By Kristen Carpenter A gallon of milk in Israel costs approximately $6 and eggs are priced at around $3.50. Meanwhile, the prices of milk and eggs in the United States cost consumers about half as much: $3.20 and $2.41, respectively. Israel’s high food costs can largely be attributed to the country’s arid and hilly landscape … Continue reading Israeli Consumers Would Benefit from Greater Competition in Agricultural Industry
By Kristen Carpenter Israel is often nicknamed as the “start-up nation” for its thriving high-tech industries and successful entrepreneurial ventures. Unfortunately, the country is also known for its protectionist policies in the economic sector.
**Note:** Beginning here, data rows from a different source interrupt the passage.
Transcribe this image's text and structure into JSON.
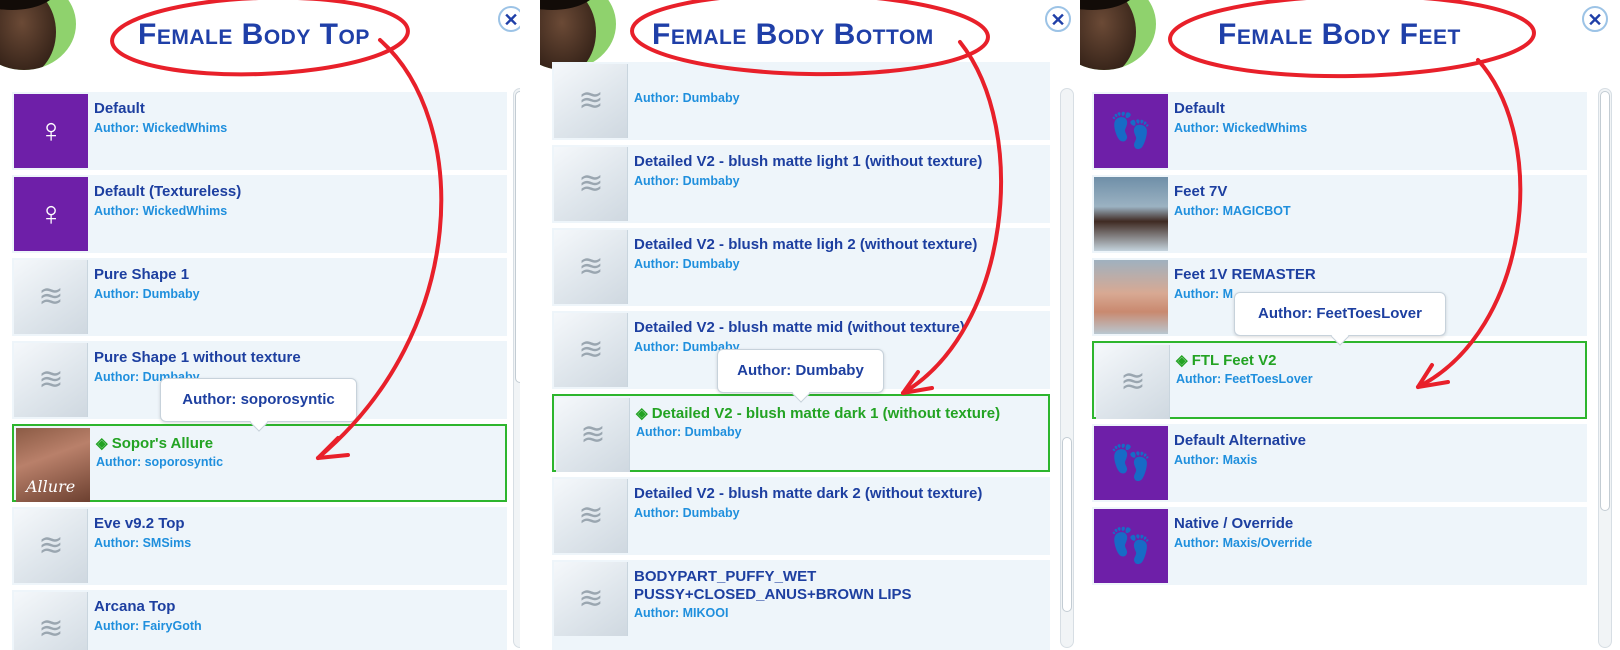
{
  "panels": [
    {
      "title": "Female Body Top",
      "close_glyph": "✕",
      "items": [
        {
          "name": "Default",
          "author": "Author: WickedWhims",
          "thumb": "purple-torso-icon"
        },
        {
          "name": "Default (Textureless)",
          "author": "Author: WickedWhims",
          "thumb": "purple-torso-icon"
        },
        {
          "name": "Pure Shape 1",
          "author": "Author: Dumbaby",
          "thumb": "cas-placeholder-icon"
        },
        {
          "name": "Pure Shape 1 without texture",
          "author": "Author: Dumbaby",
          "thumb": "cas-placeholder-icon"
        },
        {
          "name": "◈ Sopor's Allure",
          "author": "Author: soporosyntic",
          "thumb": "allure-photo",
          "thumb_text": "Allure",
          "selected": true
        },
        {
          "name": "Eve v9.2 Top",
          "author": "Author: SMSims",
          "thumb": "cas-placeholder-icon"
        },
        {
          "name": "Arcana Top",
          "author": "Author: FairyGoth",
          "thumb": "cas-placeholder-icon"
        }
      ],
      "tooltip": "Author: soporosyntic"
    },
    {
      "title": "Female Body Bottom",
      "close_glyph": "✕",
      "items": [
        {
          "name": "",
          "author": "Author: Dumbaby",
          "thumb": "cas-placeholder-icon"
        },
        {
          "name": "Detailed V2 - blush matte light 1 (without texture)",
          "author": "Author: Dumbaby",
          "thumb": "cas-placeholder-icon"
        },
        {
          "name": "Detailed V2 - blush matte ligh 2 (without texture)",
          "author": "Author: Dumbaby",
          "thumb": "cas-placeholder-icon"
        },
        {
          "name": "Detailed V2 - blush matte mid (without texture)",
          "author": "Author: Dumbaby",
          "thumb": "cas-placeholder-icon"
        },
        {
          "name": "◈ Detailed V2 - blush matte dark 1 (without texture)",
          "author": "Author: Dumbaby",
          "thumb": "cas-placeholder-icon",
          "selected": true
        },
        {
          "name": "Detailed V2 - blush matte dark 2 (without texture)",
          "author": "Author: Dumbaby",
          "thumb": "cas-placeholder-icon"
        },
        {
          "name": "BODYPART_PUFFY_WET PUSSY+CLOSED_ANUS+BROWN LIPS",
          "author": "Author: MIKOOI",
          "thumb": "cas-placeholder-icon"
        }
      ],
      "tooltip": "Author: Dumbaby"
    },
    {
      "title": "Female Body Feet",
      "close_glyph": "✕",
      "items": [
        {
          "name": "Default",
          "author": "Author: WickedWhims",
          "thumb": "purple-feet-icon"
        },
        {
          "name": "Feet 7V",
          "author": "Author: MAGICBOT",
          "thumb": "feet-photo"
        },
        {
          "name": "Feet 1V REMASTER",
          "author": "Author: M",
          "thumb": "feet-photo"
        },
        {
          "name": "◈ FTL Feet V2",
          "author": "Author: FeetToesLover",
          "thumb": "cas-placeholder-icon",
          "selected": true
        },
        {
          "name": "Default Alternative",
          "author": "Author: Maxis",
          "thumb": "purple-feet-icon"
        },
        {
          "name": "Native / Override",
          "author": "Author: Maxis/Override",
          "thumb": "purple-feet-icon"
        }
      ],
      "tooltip": "Author: FeetToesLover"
    }
  ],
  "colors": {
    "title": "#1f3fa8",
    "item_name": "#1d3fa0",
    "author": "#1f8fdd",
    "selected": "#2db52d",
    "annotation": "#e8202a",
    "row_bg": "#eef5fa"
  }
}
A report by the Brookings Institution found that Israeli industries have above-average market concentration rates across all sectors, including manufacturing, real … Continue reading How Israel’s Crony Capitalism Undermines Its Reputation as a “Start-up Nation”
By Giovanna da Silva On September 16, Category 5 Hurricane Maria made landfall on Puerto Rico with sustained winds of 155 miles per hour. Maria set the record as the strongest hurricane to hit the island in 89 years. With millions of displaced Puerto Ricans desperately in need of basic essentials, such as oil, food, … Continue reading Jones Act Protectionism Hinders Puerto Rican Recovery Efforts
By Giovanna DaSilva The Merchant Marine Act of 1920, commonly referred to as the Jones Act, is a law enacted to protect the United States’ maritime industry, regulate commerce, and bolster national defense. While well-intentioned, the act fails to reflect the current needs of the United States. Repealing the Jones Act would prove beneficial to … Continue reading The Jones Act is Sinking the Growth of American Industries
By Katie Dawson Last month, the DeVoe L. Moore Center had the opportunity to co-sponsor a one-day conference with the Foundation for Economic Education (FEE) at Florida State University. FEE is an organization dedicated to educating individuals on free-markets and economics in a way that is both easily digestible and interesting. On February 28, their … Continue reading FSU Students Learn about Emerging Sharing Economy
Original post date: February 03, 2014 Article by: Ben Douglas One of the more peculiar political phenomena of our time is the widespread support of minimum wage laws among unskilled labor, particularly service workers in low-wage industries such as hotels, restaurants, and retail shops. This is likely to increase with President Obama’s push to increase … Continue reading Why do Workers Support The Minimum Wage?